- The Dow, S&P 500, and Nasdaq Composite declined sharply on Thursday.
- Initial jobless claims are rising again amid a worsening Covid-19 outbreak.
- U.S. GDP recorded its largest-ever contraction in the second quarter.
The Dow and broader U.S. stock market declined sharply on Thursday over revelations that the economic recovery was losing momentum in July. Commodity prices also sold off, though gold continued to trade near all-time highs.
Stocks Plunge in Volatile Trading
All of Wall Street’s major indexes reported steep losses Thursday, with the Dow Jones Industrial Average falling as much as 500 points. The blue-chip index was last down 297 points or 1.1%.
The broad S&P 500 Index of large-cap stocks declined by as much as 1.7%, with all 11 primary sectors in the red. Energy stocks sold off the most, falling over 4%.

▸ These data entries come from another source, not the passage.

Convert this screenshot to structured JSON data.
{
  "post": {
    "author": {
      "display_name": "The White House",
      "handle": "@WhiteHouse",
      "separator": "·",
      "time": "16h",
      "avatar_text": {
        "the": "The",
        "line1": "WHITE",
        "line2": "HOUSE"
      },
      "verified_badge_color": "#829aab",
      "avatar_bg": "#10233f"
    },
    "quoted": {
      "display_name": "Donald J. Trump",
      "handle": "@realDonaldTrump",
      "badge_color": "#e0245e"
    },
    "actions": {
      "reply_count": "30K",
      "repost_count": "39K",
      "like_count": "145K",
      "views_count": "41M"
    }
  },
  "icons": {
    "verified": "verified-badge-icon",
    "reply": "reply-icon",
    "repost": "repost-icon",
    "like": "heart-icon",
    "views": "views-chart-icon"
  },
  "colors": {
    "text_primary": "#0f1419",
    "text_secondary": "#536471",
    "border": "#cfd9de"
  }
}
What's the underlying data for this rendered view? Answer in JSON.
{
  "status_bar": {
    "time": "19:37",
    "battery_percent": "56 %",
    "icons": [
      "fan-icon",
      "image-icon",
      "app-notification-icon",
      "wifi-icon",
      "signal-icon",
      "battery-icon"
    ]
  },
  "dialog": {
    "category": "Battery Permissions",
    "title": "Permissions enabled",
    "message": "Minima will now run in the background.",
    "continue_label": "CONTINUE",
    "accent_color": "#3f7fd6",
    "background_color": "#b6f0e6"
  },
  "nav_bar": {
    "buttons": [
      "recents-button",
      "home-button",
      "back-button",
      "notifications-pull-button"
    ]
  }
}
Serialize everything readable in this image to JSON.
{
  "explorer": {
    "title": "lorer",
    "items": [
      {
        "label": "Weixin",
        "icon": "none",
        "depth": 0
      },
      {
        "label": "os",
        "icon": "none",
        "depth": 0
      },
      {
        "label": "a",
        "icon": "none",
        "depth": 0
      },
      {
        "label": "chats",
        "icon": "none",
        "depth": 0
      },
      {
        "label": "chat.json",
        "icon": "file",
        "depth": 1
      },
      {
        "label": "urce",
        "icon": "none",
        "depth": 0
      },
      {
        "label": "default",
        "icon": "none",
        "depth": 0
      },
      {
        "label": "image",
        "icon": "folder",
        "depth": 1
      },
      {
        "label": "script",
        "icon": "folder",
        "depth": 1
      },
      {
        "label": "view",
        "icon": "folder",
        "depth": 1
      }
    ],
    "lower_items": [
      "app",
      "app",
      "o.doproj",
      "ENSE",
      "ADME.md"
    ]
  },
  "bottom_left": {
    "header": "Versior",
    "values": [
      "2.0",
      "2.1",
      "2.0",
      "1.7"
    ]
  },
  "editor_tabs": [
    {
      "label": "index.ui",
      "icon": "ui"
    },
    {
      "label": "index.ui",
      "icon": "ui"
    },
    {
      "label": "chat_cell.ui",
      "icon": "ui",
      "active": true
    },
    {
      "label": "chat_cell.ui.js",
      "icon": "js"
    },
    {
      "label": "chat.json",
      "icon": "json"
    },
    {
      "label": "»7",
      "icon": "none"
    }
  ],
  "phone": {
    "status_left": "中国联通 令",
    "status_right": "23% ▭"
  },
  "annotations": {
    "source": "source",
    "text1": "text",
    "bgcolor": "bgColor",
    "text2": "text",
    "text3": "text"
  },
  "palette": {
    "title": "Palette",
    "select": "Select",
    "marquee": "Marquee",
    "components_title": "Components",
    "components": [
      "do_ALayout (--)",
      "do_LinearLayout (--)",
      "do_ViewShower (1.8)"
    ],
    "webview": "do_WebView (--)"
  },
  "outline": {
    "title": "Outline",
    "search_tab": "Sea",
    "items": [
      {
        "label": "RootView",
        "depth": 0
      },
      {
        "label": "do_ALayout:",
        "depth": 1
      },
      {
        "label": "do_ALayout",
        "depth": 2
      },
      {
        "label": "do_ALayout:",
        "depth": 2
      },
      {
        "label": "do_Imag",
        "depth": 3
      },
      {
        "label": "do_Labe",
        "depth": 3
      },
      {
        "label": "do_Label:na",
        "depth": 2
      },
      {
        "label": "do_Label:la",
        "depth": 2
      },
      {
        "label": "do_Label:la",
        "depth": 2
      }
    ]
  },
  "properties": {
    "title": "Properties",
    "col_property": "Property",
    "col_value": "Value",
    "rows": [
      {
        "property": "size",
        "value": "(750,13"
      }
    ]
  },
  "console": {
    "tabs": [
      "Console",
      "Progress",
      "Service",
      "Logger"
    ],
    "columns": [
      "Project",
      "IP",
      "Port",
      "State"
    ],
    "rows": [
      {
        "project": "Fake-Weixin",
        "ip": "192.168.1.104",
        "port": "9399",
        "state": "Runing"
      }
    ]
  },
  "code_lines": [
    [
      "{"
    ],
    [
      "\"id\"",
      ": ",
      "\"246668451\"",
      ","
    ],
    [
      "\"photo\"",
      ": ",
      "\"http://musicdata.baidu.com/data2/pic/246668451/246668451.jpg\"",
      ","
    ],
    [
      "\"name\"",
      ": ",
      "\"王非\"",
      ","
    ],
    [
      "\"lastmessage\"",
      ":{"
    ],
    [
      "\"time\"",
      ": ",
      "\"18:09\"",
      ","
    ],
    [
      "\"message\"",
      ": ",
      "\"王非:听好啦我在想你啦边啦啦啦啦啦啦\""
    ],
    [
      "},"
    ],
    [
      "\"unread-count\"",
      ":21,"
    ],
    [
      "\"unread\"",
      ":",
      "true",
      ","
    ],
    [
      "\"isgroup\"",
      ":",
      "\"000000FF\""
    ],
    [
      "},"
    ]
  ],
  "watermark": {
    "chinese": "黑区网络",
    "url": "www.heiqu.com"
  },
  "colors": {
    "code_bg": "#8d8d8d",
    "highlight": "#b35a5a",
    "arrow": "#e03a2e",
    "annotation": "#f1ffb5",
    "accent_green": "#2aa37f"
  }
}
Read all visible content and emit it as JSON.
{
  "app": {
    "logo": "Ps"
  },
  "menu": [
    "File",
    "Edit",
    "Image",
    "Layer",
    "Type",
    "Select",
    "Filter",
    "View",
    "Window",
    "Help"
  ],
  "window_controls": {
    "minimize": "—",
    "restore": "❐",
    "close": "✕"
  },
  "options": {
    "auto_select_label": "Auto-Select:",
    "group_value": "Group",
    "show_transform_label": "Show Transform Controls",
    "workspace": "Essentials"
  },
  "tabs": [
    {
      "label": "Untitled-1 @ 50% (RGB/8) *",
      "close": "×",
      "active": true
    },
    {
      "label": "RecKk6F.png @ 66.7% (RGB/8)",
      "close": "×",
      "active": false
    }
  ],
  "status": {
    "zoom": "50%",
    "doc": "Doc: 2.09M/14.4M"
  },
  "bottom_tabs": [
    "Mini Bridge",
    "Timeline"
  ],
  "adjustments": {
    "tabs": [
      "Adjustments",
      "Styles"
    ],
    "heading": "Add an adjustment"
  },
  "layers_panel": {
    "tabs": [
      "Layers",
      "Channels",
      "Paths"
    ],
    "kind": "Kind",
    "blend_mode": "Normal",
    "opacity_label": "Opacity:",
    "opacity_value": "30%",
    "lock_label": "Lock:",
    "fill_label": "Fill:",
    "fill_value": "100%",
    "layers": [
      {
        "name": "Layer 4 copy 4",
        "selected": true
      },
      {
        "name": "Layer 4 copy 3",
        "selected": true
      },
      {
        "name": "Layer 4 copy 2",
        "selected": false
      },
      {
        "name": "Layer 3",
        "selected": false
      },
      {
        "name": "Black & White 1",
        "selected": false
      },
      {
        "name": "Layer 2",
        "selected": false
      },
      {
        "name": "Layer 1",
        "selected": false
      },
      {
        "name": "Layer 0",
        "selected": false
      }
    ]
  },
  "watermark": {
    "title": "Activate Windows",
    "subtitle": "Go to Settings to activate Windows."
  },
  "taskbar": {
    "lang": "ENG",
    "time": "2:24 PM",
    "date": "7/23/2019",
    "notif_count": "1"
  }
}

After declining by as much as 1.2%, the technology-focused Nasdaq Composite Index pared losses and was last down 0.1%.
Commodity prices declined across the board, with Nymex crude futures falling more than 3%. Gold futures fell 0.9%, and silver dropped more than 4%.
Signs of Stalled Recovery Emerge
The U.S. economy emerged from the first wave of the pandemic on firmer footing, with employment, consumer spending, and factory output rebounding. A resurgence in virus cases appears to have stalled the recovery–at least on the jobs front.
After four months of progress in the labor market, jobless claims are on the rise again.
On Thursday, the Labor Department reported that initial jobless claims increased by 1.434 million in the week ended July 25. That’s the second consecutive weekly gain.
Initial jobless claims measure the number of Americans filing for first-time unemployment benefits. The number of new claims had declined for 16 consecutive weeks before ticking higher in the week ended July 18.
Without more people returning to work, the U.S. economy will likely face a stalled recovery. Employers added a cumulative 7.5 million jobs in May and June, but that’s after laying off more than 22.1 million in March and April.
The U.S. economy is coming off its worst quarter since record-keeping began in 1947. Gross domestic product (GDP)–the value of all goods and services produced in the economy–plunged at an annual rate 32.9% in the second quarter.
Although a repeat of Q2 is unlikely, the resumption of lockdown orders across several states amid the lockdown suggests the recovery could be much slower than initially believed. Fears of a double-dip recession have resurfaced.
Data from Johns Hopkins University show more than 4.4 million confirmed Covid-19 cases in the United States. A total of 59,862 new cases were reported on Wednesday, according to the Center for Disease Control and Prevention.